So one day it was decided that the local butcher would be put on the spot.  I can’t remember exactly how the question was posed, but he rose to the challenge.  It turned out that he had a pig’s head in the back room, which he’d be happy to split open for us.  (This must have been in the days when butchers bought in whole carcasses and did the business on the premises.)  The head was duly fetched out, carefully split open, carefully, with a gently wielded cleaver, and – I can picture it to this day – the brains drawn out and presented, on the palm of his hand, for our inspection.

“Hmm,” I remember saying.  “Not much, is there?”

The butcher gave me one of those smiles that say ‘I’ve been waiting for this moment for years’.

“If ‘e ’ad any more, it’d be ‘im eatin’ uz.”


  1. Yes, it's like the Haggis, an offal of little brain.

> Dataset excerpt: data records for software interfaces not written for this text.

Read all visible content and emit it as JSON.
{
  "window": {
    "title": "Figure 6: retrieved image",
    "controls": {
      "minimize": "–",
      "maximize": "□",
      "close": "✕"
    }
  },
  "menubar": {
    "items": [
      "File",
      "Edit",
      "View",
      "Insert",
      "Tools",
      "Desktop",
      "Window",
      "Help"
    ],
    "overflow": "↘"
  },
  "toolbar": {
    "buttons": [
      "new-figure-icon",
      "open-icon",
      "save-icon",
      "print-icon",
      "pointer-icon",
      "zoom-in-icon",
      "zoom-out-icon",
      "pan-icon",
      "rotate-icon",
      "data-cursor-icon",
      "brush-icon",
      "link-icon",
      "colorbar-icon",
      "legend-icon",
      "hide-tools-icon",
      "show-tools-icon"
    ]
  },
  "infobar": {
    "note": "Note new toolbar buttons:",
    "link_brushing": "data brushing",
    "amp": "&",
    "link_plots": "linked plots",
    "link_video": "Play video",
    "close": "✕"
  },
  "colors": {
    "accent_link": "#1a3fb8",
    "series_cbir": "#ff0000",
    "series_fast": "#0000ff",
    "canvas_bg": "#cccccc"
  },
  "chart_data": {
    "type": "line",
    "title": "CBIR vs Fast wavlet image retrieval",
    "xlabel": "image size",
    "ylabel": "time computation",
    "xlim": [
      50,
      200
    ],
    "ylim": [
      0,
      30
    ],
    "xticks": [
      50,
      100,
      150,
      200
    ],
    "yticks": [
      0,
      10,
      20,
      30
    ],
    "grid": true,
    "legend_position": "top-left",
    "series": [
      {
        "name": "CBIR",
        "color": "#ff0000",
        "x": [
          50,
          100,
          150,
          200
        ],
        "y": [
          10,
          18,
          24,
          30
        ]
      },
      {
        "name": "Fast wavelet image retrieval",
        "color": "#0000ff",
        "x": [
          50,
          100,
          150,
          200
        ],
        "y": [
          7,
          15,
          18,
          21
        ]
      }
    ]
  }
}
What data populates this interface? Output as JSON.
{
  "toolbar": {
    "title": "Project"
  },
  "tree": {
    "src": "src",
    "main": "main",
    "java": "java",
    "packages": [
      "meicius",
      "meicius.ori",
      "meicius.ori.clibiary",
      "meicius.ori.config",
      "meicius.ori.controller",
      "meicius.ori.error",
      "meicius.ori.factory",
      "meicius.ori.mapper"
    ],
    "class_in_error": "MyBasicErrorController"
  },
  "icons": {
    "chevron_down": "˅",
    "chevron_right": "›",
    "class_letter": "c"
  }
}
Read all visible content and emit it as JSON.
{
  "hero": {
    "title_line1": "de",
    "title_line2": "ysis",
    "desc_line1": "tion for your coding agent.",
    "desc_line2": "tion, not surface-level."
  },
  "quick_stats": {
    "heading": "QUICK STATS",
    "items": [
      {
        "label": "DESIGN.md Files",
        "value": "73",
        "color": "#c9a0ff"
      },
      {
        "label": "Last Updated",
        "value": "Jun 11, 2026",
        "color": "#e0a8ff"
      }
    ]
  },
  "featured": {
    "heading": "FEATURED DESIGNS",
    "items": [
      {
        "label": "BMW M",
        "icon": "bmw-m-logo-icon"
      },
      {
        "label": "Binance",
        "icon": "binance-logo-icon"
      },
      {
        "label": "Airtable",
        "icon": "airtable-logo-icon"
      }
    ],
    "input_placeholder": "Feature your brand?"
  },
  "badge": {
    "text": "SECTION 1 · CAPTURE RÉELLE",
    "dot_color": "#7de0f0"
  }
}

It just doesn't understand that if it just kept running round the mountain it wouldn't get captured.

  2. Sorry, before the offal trolls pour their invective upon me, I should of course make it clear that I was referring to the Wild Haggis, not the domesticated GM version, which I believe is now farmed only in subtlety concealed ranges on the south-western flanks of Sgurr a' Gharaidh, not a million miles from Achintee, where the left and right sided haggi have been genetically modified, including the addition of a minuscule portion of the brain of the Capercaillie. Hope that makes it all clear.
    SlĂ inte !

    1. Perfectly clear, thank you, Richard. *phones 111*

  3. Replies
    1. No, trust me, AQ, I know my onions on this one. *resists strangling self with a string of sausages*